THE PROBLEM: Copy out every line holding the string "money" from the records below.

INPUT:
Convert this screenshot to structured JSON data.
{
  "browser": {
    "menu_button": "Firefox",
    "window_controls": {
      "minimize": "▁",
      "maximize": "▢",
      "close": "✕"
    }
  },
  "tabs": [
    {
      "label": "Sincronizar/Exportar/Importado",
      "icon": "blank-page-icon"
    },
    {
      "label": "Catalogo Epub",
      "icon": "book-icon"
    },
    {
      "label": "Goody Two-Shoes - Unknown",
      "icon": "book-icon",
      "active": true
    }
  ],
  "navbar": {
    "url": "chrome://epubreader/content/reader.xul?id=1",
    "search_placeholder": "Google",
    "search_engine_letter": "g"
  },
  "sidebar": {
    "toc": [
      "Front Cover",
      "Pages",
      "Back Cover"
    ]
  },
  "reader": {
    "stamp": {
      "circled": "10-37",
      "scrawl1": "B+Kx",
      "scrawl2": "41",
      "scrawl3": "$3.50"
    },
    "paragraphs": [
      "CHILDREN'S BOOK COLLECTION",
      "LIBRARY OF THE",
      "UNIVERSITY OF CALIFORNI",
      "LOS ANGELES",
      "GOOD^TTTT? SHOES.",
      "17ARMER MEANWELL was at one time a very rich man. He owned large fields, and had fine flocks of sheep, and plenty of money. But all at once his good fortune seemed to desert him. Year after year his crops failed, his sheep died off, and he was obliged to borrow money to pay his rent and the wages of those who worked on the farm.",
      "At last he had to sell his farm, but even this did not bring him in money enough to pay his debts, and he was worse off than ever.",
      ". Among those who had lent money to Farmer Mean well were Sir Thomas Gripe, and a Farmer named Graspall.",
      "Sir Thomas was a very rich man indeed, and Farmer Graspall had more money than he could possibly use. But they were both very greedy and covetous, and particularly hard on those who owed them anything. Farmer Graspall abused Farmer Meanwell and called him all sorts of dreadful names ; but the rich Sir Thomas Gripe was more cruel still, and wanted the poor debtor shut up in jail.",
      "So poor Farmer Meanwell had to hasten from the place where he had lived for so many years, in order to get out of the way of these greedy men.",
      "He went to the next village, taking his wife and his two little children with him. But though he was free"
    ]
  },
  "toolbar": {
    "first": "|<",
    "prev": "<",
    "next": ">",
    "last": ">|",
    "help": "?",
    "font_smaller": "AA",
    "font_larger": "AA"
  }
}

RESULT OF THE EXERCISE:
      "17ARMER MEANWELL was at one time a very rich man. He owned large fields, and had fine flocks of sheep, and plenty of money. But all at once his good fortune seemed to desert him. Year after year his crops failed, his sheep died off, and he was obliged to borrow money to pay his rent and the wages of those who worked on the farm.",
      "At last he had to sell his farm, but even this did not bring him in money enough to pay his debts, and he was worse off than ever.",
      ". Among those who had lent money to Farmer Mean well were Sir Thomas Gripe, and a Farmer named Graspall.",
      "Sir Thomas was a very rich man indeed, and Farmer Graspall had more money than he could possibly use. But they were both very greedy and covetous, and particularly hard on those who owed them anything. Farmer Graspall abused Farmer Meanwell and called him all sorts of dreadful names ; but the rich Sir Thomas Gripe was more cruel still, and wanted the poor debtor shut up in jail.",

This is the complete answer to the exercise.